In one case Lafarge -- seeking access to its factory for workers and supplies -- sent a man named Ahmad Jaloudi on a mission "to get permission from IS to let employees past checkpoints".
According to Le Monde, the letters show that Lafarge's Paris headquarters was aware of the arrangements.
In another case a "pass stamped with an IS stamp and endorsed by the (group's) finance chief in the Aleppo region" proves the company had struck a deal with IS to allow for free circulation of its goods, the newspaper reported.
In order to keep making cement Lafarge bought licences from and paid taxes to Islamic State middle-men and oil traders, the newspaper alleged.

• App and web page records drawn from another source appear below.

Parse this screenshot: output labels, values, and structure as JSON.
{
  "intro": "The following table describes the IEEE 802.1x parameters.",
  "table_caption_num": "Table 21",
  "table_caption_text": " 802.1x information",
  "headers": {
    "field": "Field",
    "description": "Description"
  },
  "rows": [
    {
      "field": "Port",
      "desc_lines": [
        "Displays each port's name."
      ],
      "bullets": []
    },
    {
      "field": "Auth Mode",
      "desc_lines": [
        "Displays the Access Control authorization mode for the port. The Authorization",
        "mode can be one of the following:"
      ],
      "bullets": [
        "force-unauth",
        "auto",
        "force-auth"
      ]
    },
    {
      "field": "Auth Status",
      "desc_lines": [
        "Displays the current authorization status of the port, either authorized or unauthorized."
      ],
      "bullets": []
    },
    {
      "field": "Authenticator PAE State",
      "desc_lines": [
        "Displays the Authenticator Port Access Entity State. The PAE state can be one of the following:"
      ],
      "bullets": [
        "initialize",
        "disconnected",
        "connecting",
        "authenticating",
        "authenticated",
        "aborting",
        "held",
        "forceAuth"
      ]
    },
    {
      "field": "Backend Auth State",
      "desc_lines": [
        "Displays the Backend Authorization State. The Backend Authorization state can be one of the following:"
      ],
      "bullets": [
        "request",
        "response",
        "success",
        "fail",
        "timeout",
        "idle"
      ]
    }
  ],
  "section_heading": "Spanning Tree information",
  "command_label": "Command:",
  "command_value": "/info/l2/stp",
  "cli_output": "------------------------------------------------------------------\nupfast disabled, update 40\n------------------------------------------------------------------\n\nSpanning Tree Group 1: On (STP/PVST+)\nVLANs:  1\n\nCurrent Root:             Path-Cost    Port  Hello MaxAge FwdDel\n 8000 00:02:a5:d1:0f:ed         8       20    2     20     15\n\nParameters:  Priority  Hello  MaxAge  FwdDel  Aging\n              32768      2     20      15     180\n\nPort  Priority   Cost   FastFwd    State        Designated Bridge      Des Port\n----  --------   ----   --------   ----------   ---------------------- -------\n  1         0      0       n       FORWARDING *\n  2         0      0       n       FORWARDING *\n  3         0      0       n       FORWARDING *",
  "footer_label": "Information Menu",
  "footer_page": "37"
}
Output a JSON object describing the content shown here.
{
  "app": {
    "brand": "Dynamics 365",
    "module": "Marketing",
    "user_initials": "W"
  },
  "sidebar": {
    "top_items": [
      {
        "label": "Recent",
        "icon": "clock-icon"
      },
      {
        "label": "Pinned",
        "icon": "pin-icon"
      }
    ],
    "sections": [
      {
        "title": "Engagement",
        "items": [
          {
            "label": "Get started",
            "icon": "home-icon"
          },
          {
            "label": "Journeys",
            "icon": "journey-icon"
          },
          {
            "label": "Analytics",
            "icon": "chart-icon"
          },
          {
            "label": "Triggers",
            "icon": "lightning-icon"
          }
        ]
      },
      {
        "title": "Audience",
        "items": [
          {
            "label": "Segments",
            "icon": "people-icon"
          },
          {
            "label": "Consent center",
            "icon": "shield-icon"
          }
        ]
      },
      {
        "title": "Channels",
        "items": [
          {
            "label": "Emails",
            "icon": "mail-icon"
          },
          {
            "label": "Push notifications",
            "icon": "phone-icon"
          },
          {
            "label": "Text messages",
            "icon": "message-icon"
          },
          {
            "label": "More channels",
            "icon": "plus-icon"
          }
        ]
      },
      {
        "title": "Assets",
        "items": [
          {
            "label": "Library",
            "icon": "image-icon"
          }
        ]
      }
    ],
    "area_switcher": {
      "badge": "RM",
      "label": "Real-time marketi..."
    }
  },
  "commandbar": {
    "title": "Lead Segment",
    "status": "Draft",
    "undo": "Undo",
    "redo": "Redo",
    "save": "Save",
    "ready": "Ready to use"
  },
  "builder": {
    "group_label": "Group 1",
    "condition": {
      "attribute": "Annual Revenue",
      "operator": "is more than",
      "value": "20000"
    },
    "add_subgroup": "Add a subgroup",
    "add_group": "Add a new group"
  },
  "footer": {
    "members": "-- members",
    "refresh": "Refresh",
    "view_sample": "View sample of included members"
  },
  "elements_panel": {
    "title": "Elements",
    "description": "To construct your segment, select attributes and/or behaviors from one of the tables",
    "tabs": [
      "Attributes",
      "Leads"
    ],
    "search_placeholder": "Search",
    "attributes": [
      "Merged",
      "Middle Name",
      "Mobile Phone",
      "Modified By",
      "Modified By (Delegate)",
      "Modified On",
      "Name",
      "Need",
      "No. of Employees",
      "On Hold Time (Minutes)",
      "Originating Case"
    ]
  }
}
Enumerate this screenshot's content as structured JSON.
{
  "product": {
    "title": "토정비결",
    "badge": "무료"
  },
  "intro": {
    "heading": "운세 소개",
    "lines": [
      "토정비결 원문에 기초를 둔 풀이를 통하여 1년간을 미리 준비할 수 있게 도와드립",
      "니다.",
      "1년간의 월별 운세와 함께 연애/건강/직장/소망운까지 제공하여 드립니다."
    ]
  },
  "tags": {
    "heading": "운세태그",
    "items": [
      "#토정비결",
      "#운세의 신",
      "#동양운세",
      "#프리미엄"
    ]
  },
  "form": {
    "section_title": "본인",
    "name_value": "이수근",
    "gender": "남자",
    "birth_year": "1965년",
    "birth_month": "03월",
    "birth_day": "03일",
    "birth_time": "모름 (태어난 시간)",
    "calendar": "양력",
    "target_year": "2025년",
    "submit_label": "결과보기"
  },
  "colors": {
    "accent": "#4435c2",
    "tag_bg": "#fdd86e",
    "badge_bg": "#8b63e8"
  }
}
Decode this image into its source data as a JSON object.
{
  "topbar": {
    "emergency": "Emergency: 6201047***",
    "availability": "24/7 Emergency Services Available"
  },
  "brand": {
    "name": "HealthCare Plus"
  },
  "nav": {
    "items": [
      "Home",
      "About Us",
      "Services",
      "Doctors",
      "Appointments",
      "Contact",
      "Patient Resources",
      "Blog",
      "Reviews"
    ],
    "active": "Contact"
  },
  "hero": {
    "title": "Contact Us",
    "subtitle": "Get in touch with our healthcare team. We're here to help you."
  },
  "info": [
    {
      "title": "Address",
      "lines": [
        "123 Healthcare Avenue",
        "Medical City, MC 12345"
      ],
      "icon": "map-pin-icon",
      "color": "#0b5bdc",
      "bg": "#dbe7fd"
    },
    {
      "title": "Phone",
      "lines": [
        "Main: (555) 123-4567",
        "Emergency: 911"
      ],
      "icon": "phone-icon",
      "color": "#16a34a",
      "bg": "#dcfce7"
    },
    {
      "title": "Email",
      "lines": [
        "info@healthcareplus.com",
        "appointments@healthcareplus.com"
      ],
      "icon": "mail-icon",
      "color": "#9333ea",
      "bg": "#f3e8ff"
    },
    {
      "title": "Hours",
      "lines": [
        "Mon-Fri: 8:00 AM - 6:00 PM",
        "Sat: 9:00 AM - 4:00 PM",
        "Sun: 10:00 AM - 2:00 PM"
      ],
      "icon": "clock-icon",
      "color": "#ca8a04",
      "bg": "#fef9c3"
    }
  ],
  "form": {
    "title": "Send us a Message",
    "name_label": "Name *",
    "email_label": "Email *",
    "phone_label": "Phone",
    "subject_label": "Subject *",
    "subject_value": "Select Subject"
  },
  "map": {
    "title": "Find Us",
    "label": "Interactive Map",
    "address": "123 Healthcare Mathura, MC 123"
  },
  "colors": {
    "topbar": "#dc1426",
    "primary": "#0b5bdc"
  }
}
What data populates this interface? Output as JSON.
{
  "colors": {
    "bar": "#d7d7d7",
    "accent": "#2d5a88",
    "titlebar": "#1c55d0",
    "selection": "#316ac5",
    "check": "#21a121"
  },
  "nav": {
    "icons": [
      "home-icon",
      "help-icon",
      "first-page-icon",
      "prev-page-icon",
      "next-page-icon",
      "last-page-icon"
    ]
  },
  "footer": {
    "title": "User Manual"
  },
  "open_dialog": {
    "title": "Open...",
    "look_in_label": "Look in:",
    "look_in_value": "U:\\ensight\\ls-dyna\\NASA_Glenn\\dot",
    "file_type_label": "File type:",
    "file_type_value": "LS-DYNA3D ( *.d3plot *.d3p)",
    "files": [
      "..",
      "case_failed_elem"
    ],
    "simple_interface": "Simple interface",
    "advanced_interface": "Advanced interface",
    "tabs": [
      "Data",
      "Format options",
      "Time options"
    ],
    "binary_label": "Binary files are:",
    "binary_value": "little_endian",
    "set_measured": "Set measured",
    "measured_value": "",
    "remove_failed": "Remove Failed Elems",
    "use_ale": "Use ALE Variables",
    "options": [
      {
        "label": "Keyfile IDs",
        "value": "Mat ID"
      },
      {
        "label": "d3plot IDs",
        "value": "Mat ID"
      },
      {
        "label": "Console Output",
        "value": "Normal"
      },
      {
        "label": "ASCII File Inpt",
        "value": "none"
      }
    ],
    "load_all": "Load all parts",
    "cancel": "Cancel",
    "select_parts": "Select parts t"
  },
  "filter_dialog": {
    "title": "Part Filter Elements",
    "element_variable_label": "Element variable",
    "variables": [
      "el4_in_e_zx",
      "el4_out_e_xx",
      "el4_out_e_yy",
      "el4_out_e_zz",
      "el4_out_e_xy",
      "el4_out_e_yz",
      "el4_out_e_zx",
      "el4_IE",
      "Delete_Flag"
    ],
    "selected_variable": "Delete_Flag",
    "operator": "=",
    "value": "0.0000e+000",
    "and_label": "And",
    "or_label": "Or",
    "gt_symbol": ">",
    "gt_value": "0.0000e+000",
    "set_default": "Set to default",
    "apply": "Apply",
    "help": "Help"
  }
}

Lafarge -- which in 2015 merged with Swiss cement maker Holcim -- confirmed to AFP it had owned the Jalabiyeh cement works "between 2010 and 2014", but did not directly address the allegations.
"When fighting came closer to the factory, Lafarge's absolute priority was ensuring the safety and security of its staff while the closure of the factory was being studied," the company said.